There were other door-to-door salesmen in those days. We saw the Fuller Brush man at least twice a year, and Mom would always get new toothbrushes and sometimes a nice hairbrush, as well as the occasional toilet brush or other household item. There was a man with a heavy middle-eastern accent - perhaps Egyptian?-who came about once a year carrying two suitcases stuffed with beautiful linens. They were wrapped in brown paper with twine and he would open each package, bring out the tablecloths or napkins one at a time for Mom to feel and admire, turning each one over with care, then when she politely admired them and shook her head "no" he'd re-wrap them. I remember being fascinated with the knots he made in that twine - each one carefully tightened just right.

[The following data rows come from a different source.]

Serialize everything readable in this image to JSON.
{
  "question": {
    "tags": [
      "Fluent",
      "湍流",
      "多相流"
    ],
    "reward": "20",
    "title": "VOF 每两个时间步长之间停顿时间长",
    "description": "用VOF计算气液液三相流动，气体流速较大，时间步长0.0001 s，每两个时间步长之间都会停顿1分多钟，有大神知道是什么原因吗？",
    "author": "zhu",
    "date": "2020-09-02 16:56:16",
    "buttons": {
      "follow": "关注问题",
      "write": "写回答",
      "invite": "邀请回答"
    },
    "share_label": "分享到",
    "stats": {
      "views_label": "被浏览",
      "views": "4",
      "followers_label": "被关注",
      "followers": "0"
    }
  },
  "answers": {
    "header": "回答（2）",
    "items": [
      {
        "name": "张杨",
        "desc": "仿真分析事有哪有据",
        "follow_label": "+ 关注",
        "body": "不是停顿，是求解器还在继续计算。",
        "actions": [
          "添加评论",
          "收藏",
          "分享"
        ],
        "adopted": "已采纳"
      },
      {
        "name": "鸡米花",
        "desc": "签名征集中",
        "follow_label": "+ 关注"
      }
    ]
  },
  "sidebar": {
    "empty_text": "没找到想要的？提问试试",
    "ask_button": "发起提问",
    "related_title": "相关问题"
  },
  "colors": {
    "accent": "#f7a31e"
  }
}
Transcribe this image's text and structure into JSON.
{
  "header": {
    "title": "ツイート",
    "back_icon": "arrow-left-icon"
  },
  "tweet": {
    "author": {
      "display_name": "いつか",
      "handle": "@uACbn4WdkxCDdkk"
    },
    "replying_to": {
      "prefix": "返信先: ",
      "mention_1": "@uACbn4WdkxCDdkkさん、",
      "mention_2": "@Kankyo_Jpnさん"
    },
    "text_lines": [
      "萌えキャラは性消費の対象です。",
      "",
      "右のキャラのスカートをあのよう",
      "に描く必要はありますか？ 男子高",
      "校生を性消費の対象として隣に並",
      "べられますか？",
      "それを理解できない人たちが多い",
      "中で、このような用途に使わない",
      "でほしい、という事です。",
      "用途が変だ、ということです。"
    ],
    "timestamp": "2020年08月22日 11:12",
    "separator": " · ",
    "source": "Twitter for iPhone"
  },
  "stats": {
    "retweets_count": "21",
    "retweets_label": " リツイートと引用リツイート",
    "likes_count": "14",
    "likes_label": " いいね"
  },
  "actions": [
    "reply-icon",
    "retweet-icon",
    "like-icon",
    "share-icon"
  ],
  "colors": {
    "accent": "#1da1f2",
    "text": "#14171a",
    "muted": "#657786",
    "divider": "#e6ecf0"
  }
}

Mom rarely bought linens but she looked longingly at them all and sometimes picked out something special for the dining room table, which she then cared for meticulously. They must have been expensive and a real stretch for her pocketbook.
Living in the village meant we were visited by all the salesmen as they traveled up and down Montauk Highway. What a wonderful era that was and how I wish I could sit in my living room now and shop while being able to touch and examine those linens instead of shopping for them on my computer, or look at them through heavy plastic wrapping! Those were surely more civilized days.